Eugene Fama, Nobel laureate and Professor of Finance at the University of Chicago, doesn’t believe in a stock market bubble. But he is worried about the high levels of government debt. He warns that investors could stop perceiving government bonds as risk-free. A conversation with the «father of modern finance» on The Market. Excerpts:
Professor Fama, the efficient market hypothesis has revolutionized the way people invest. What goes through your mind when you look at the wild swings the stock market made this year?
The market seems pretty good. It held up even though the economy is deep in the bucket. This is a good example of how forward looking the market really is: It’s looking past what we are going through now, and it’s saying that the future doesn’t look that bad.
Do you think that’s the correct assumption?
If I could forecast, I wouldn’t be a professor.
Still, since the crash in February/March, we basically went from 1929 to 1999 in just a few months. What are the chances stocks are in a bubble?

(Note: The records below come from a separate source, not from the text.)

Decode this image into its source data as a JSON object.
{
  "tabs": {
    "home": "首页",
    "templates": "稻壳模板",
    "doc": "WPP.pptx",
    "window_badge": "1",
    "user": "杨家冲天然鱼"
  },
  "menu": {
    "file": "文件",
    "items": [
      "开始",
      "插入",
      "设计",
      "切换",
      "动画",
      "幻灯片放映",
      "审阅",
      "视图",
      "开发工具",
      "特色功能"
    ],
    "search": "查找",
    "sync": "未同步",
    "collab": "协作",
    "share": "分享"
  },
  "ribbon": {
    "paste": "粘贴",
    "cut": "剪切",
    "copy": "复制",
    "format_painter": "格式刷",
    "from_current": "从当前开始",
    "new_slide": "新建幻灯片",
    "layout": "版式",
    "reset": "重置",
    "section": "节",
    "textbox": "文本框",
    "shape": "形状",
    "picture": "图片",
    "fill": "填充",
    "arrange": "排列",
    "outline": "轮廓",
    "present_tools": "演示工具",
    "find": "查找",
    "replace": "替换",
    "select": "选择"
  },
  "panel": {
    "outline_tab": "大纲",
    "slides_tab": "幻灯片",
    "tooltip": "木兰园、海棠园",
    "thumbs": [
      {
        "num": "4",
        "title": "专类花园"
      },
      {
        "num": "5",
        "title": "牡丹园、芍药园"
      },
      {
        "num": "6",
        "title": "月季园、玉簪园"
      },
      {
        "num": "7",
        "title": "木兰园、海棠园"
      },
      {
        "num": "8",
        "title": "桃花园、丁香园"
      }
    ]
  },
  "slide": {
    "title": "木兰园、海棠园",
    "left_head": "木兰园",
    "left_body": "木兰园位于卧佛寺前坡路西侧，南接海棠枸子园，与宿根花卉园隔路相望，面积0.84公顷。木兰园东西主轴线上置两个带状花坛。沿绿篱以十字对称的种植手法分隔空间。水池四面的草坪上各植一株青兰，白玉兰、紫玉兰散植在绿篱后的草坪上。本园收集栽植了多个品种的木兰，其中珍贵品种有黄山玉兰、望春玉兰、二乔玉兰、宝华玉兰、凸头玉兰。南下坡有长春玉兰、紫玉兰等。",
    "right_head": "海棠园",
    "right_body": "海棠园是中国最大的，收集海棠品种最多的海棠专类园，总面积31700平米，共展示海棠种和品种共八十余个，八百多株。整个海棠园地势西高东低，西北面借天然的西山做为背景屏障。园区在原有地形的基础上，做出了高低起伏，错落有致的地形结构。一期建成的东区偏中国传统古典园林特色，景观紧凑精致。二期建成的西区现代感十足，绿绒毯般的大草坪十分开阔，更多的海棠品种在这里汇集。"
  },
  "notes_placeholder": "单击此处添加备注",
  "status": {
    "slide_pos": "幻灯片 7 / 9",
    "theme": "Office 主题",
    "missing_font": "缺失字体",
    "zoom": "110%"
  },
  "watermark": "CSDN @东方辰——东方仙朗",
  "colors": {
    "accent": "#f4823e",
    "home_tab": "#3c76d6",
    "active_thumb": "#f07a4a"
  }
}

Bubbles are things people see in hindsight. They don’t identify them in advance. Sure, you can look at the behavior of prices, and you may be able to identify cases where they are too high. But if you only look back and say: «Oh, stocks went down a lot, so that was a bubble», then that’s 20/20 hindsight. At the time, there was no evidence that there was a bubble.